Even so, the conclusion is that oldies answer more than they ask compared to the younger group.

But are oldies committed to the activity or do they just drop in out of boredom?

The statistics of their profile texts indicate that oldies work at it, as they create profiles that are twice as long as the juniors. But maybe they just have more to say after all those years in the job?

Next what is their motivation?

A survey question was used to find out why people answer questions -

motive

 It seems helping each other is a big drive in both age groups but the oldies seem to have a sense of responsibility and the juniors need to self promote and prove their expertise. Neither conclusion seems unlikely, but it does make you wonder what "responsibility" means in this context. 

But are the oldies valued?

This is a question that might be answered by looking at reputation:

 

Age Mean St. Dev
Juniors 645 5630.17
Seniors 938 11165.99

 

Well this does suggest that oldies are better thought of than juniors, but the problem is the high standard deviation. This is because the majority of users have a very low reputation because they don't post much at all. 

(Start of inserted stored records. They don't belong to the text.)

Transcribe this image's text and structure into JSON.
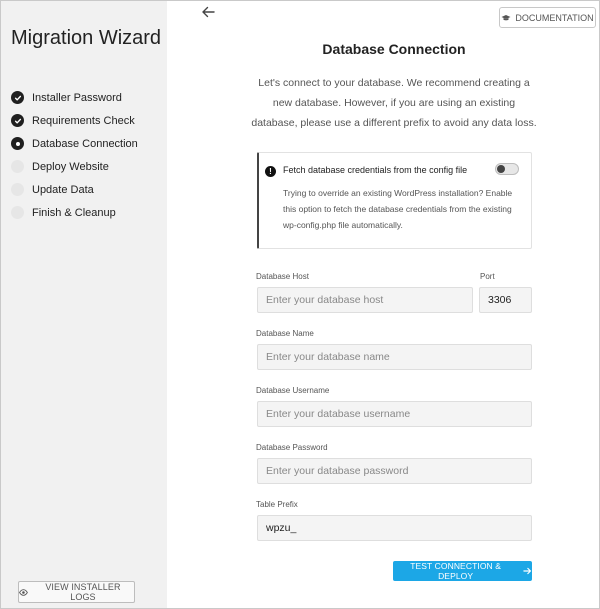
{
  "sidebar": {
    "title": "Migration Wizard",
    "steps": [
      {
        "label": "Installer Password",
        "state": "done"
      },
      {
        "label": "Requirements Check",
        "state": "done"
      },
      {
        "label": "Database Connection",
        "state": "current"
      },
      {
        "label": "Deploy Website",
        "state": "pending"
      },
      {
        "label": "Update Data",
        "state": "pending"
      },
      {
        "label": "Finish & Cleanup",
        "state": "pending"
      }
    ],
    "logs_button": "VIEW INSTALLER LOGS",
    "logs_icon": "eye-icon"
  },
  "header": {
    "back_icon": "arrow-left-icon",
    "docs_button": "DOCUMENTATION",
    "docs_icon": "graduation-cap-icon"
  },
  "main": {
    "title": "Database Connection",
    "intro": "Let's connect to your database. We recommend creating a new database. However, if you are using an existing database, please use a different prefix to avoid any data loss.",
    "notice": {
      "title": "Fetch database credentials from the config file",
      "description": "Trying to override an existing WordPress installation? Enable this option to fetch the database credentials from the existing wp-config.php file automatically.",
      "toggle_on": false
    },
    "fields": {
      "host": {
        "label": "Database Host",
        "value": "",
        "placeholder": "Enter your database host"
      },
      "port": {
        "label": "Port",
        "value": "3306",
        "placeholder": ""
      },
      "name": {
        "label": "Database Name",
        "value": "",
        "placeholder": "Enter your database name"
      },
      "username": {
        "label": "Database Username",
        "value": "",
        "placeholder": "Enter your database username"
      },
      "password": {
        "label": "Database Password",
        "value": "",
        "placeholder": "Enter your database password"
      },
      "prefix": {
        "label": "Table Prefix",
        "value": "wpzu_",
        "placeholder": ""
      }
    },
    "submit_button": "TEST CONNECTION & DEPLOY"
  },
  "colors": {
    "accent": "#1ca7e6",
    "sidebar_bg": "#f1f1f1",
    "step_done": "#1f1f1f",
    "step_pending": "#e6e6e6"
  }
}
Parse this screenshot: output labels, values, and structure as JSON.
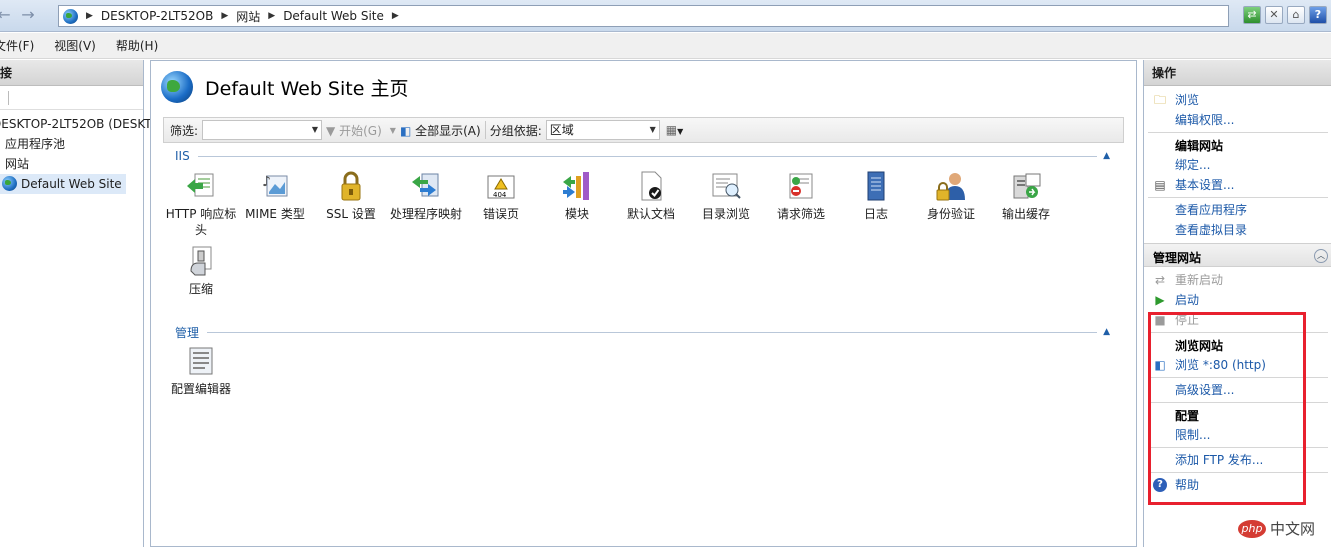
{
  "address_bar": {
    "crumbs": [
      "DESKTOP-2LT52OB",
      "网站",
      "Default Web Site"
    ]
  },
  "menu": {
    "file": "文件(F)",
    "view": "视图(V)",
    "help": "帮助(H)"
  },
  "left_panel": {
    "title": "连接",
    "tree": {
      "server": "DESKTOP-2LT52OB (DESKT",
      "app_pools": "应用程序池",
      "sites": "网站",
      "selected_site": "Default Web Site"
    }
  },
  "main": {
    "title": "Default Web Site 主页",
    "filter": {
      "label": "筛选:",
      "value": "",
      "start": "开始(G)",
      "show_all": "全部显示(A)",
      "group_by_label": "分组依据:",
      "group_by_value": "区域"
    },
    "groups": [
      {
        "name": "IIS",
        "features": [
          {
            "label": "HTTP 响应标头",
            "icon": "http-response-headers-icon"
          },
          {
            "label": "MIME 类型",
            "icon": "mime-types-icon"
          },
          {
            "label": "SSL 设置",
            "icon": "ssl-lock-icon"
          },
          {
            "label": "处理程序映射",
            "icon": "handler-mappings-icon"
          },
          {
            "label": "错误页",
            "icon": "error-pages-icon"
          },
          {
            "label": "模块",
            "icon": "modules-icon"
          },
          {
            "label": "默认文档",
            "icon": "default-document-icon"
          },
          {
            "label": "目录浏览",
            "icon": "directory-browsing-icon"
          },
          {
            "label": "请求筛选",
            "icon": "request-filtering-icon"
          },
          {
            "label": "日志",
            "icon": "logging-icon"
          },
          {
            "label": "身份验证",
            "icon": "authentication-icon"
          },
          {
            "label": "输出缓存",
            "icon": "output-caching-icon"
          },
          {
            "label": "压缩",
            "icon": "compression-icon"
          }
        ]
      },
      {
        "name": "管理",
        "features": [
          {
            "label": "配置编辑器",
            "icon": "configuration-editor-icon"
          }
        ]
      }
    ],
    "error_page_badge": "404"
  },
  "actions": {
    "title": "操作",
    "explore": "浏览",
    "edit_permissions": "编辑权限...",
    "edit_site_head": "编辑网站",
    "bindings": "绑定...",
    "basic_settings": "基本设置...",
    "view_apps": "查看应用程序",
    "view_vdirs": "查看虚拟目录",
    "manage_site_head": "管理网站",
    "restart": "重新启动",
    "start": "启动",
    "stop": "停止",
    "browse_site_head": "浏览网站",
    "browse_80": "浏览 *:80 (http)",
    "advanced_settings": "高级设置...",
    "config_head": "配置",
    "limits": "限制...",
    "add_ftp": "添加 FTP 发布...",
    "help": "帮助"
  },
  "watermark": {
    "badge": "php",
    "text": "中文网"
  },
  "colors": {
    "link": "#1c59a8",
    "group_title": "#1f5fa8",
    "highlight_box": "#e8202e",
    "selection": "#dce9f8"
  }
}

But are the oldies proud of their status, or do they pretend to be young, not only at heart. After all, on the Internet no one knows that you are a dog. 

An examination of the profile comments revealed that the oldies used a lot of age related words and weren't afraid to admit to what they must see as a badge of honour. 

"We clearly see, that their age in profiles is not fake, as they identify with old age in their profile texts. They use words like ”old”, ”ancient”, ”grandfather”, etc."

 The absolutely final investigation was into IDE habits. I simply present you the table from the paper showing the preferred IDE:

 

Seniors Juniors
Dark 9.23% 52.65%
Light 64.62% 7.61%
don’t use IDE 26.15% 39.76%

 

Now that is some cultural difference! 

Is it just the young rebelling against the established?

It certainly puts the Dylan Thomas lines:

"do not go gentle into that dark IDE"

into a new perspective.  And more oldies use an IDE! Again, perhaps it is the bravado of youth doing things the way that is perceived as difficult. More likely it is the increasing inability to remember sets of variable names, or even keywords and syntax, with age.

The final words should go to the authors of the paper:

"As computers, mobile technology and internet are becoming more and more popular, the next generations of older adults will be more willing to be a part of such online communities. It might be a great way of keeping the elderly people active."

 

More Information

Senior Programmers: Characteristics of Elderly Users from Stack Overflow

Related Articles

What Makes A Programmer

Is Programming Skill Related To Age?

Older programmers ARE better!

 

To be informed about new articles on I Programmer, sign up for our weekly newsletter, subscribe to the RSS feed and follow us on, Twitter, FacebookGoogle+ or Linkedin.

 

Banner


SciPy1.0 Released
26/10/2017

SciPy, the widely used open source Python library used for scientific and technical computing, has reached the milestone of a Version 1.0 release. This maturity is completed by a governance model [ ... ]



Professional Certificate Program in Agile Software Development from edX
09/11/2017

The first of two courses that make up a Professional Certificate Program on the edX platform is now underway. In it students will learn fundamental software engineering skills using Ruby on  [ ... ]


More News

 
 

 

blog comments powered by Disqus

 

Last Updated ( Wednesday, 05 July 2017 )
 
 

   
RSS feed of news items only
I Programmer News
Copyright © 2017 i-programmer.info. All Rights Reserved.
Joomla! is Free Software released under the GNU/GPL License.